ACADEMIC INTEGRITY: YOUR WORK, YOUR SUCCESS

SFU’s Academic Integrity web site http://www.sfu.ca/students/academicintegrity.html is filled with information on what is meant by academic dishonesty, where you can find resources to help with your studies and the consequences of cheating.  Check out the site for more information and videos that help explain the issues in plain English.

Each student is responsible for his or her conduct as it affects the University community.  Academic dishonesty, in whatever form, is ultimately destructive of the values of the University. Furthermore, it is unfair and discouraging to the majority of students who pursue their studies honestly. Scholarly integrity is required of all members of the University. http://www.sfu.ca/policies/gazette/student/s10-01.html

TEACHING AT SFU IN FALL 2021

Teaching at SFU in fall 2021 will involve primarily in-person instruction, with approximately 70 to 80 per cent of classes in person/on campus, with safety plans in place.  Whether your course will be in-person or through remote methods will be clearly identified in the schedule of classes.  You will also know at enrollment whether remote course components will be “live” (synchronous) or at your own pace (asynchronous).

Enrolling in a course acknowledges that you are able to attend in whatever format is required.  You should not enroll in a course that is in-person if you are not able to return to campus, and should be aware that remote study may entail different modes of learning, interaction with your instructor, and ways of getting feedback on your work than may be the case for in-person classes.
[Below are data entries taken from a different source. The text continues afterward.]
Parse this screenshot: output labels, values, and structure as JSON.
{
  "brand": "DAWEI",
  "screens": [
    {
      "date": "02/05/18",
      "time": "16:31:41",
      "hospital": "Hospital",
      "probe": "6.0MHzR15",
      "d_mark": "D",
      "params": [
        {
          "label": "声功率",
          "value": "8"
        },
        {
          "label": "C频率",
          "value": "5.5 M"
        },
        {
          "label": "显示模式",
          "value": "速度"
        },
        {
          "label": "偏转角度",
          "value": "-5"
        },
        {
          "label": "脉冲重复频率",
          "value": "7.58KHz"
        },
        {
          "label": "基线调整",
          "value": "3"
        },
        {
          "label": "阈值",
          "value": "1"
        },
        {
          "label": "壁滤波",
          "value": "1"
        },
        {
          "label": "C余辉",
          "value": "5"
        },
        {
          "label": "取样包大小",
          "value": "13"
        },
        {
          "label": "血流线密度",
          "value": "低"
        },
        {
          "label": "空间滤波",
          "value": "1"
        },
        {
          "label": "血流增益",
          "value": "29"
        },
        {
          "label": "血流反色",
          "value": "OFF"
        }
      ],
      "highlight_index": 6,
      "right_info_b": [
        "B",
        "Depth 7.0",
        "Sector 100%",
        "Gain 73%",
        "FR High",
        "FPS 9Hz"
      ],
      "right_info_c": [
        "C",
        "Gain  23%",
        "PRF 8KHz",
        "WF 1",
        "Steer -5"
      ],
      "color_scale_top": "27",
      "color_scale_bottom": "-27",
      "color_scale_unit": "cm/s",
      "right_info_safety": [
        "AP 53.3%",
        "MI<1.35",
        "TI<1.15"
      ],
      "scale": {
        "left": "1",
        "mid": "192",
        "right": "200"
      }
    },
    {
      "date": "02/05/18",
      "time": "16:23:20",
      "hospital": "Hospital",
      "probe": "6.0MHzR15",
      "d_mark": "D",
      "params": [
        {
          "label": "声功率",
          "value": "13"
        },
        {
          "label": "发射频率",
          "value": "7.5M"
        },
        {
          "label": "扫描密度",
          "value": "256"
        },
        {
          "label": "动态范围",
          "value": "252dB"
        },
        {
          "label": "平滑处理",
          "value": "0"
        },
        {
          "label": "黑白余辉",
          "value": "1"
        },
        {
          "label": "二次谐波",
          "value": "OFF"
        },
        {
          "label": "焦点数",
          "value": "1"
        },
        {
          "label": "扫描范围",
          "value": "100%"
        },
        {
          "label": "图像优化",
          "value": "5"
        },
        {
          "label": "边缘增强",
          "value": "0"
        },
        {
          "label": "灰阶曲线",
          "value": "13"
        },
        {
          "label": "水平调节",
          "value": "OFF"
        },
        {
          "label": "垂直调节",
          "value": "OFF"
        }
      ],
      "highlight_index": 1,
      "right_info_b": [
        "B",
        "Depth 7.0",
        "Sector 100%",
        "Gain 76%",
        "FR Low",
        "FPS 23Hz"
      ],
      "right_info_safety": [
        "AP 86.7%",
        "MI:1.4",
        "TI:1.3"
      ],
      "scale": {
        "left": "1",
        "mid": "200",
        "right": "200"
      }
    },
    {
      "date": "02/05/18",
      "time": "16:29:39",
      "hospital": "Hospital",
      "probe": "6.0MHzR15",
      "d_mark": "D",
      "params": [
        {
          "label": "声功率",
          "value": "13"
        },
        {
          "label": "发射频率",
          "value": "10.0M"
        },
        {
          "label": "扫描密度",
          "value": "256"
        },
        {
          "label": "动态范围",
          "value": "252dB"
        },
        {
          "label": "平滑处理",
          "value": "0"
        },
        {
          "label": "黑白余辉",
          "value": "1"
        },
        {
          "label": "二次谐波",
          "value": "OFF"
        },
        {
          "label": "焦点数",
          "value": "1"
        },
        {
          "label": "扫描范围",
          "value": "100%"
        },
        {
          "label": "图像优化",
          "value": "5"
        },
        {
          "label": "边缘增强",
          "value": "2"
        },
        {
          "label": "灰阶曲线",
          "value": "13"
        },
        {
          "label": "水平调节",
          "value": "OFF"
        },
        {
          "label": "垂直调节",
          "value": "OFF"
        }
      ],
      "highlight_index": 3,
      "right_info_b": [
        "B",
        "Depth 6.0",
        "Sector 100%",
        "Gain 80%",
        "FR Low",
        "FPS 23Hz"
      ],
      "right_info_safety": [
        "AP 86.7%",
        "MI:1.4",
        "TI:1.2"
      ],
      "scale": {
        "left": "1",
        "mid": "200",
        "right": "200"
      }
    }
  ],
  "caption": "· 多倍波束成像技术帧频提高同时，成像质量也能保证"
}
Students with hidden or visible disabilities who may need class or exam accommodations, including in the context of remote learning, are advised to register with the SFU Centre for Accessible Learning (caladmin@sfu.ca or 778-782-3112) as early as possible in order to prepare for the fall 2021 term.